Metformin-exercise combination may be ineffective for type 2 diabetics
Both exercise and the common type 2 diabetes medication metformin are known to dramatically reduce blood sugar levels in diabetics. So starting patients on therapies that involve the use of the drug and frequent physical activity has long been supposed to be a valuable tool in fighting high blood sugar.
However, new research published in the journal Diabetes Care
indicates that the effects of metformin and exercise may actually cancel each other, potentially leading to even worse blood sugar control in patients with type 2 diabetes.
It is widely believe that metformin lowers glucose levels by activating exercise-like pathways in the metabolic system.

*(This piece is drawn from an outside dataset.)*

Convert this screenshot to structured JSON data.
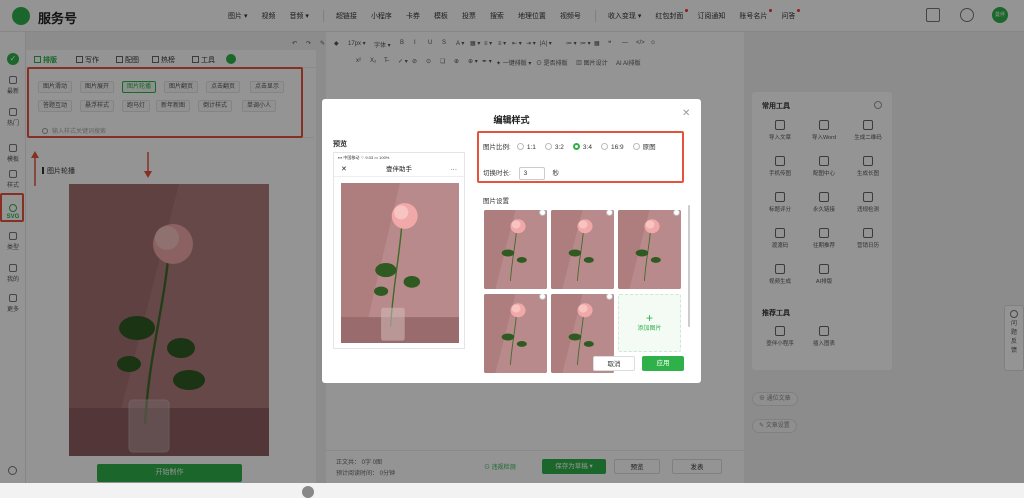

The researchers said that when a person on the medication is physically active, this may result in counter-regulatory reactions that cancel each other out.
Normand Boule, who led the investigation, explained the reaction this way: Both metformin and exercise lower blood sugar levels independently. However, when a person on the medication is physically active, it may trigger a process in the body that is intended to prevent glucose levels from dropping too far, which could be dangerous.
For the study, researchers from the University of Alberta tracked the glucose levels of 10 men and women over a period of 28 days. During this time, participants were given either metformin or a placebo. On the last day of the study, individuals were asked to participate in 40 minutes of exercise.
As expected, the results showed that those taking the metformin experienced significant blood sugar reductions. However, when these participants exercised, their glucose levels were much higher.
This was a surprising result for the researchers. They said they were expecting to see the beneficial effects of metformin and exercise multiply. The fact that they actually nullify each other was not the outcome the team was looking for.
"What we've learned is that the relationship between exercise and metformin is complex, and this opens the door for more research to examine how different treatments work together," Boule said.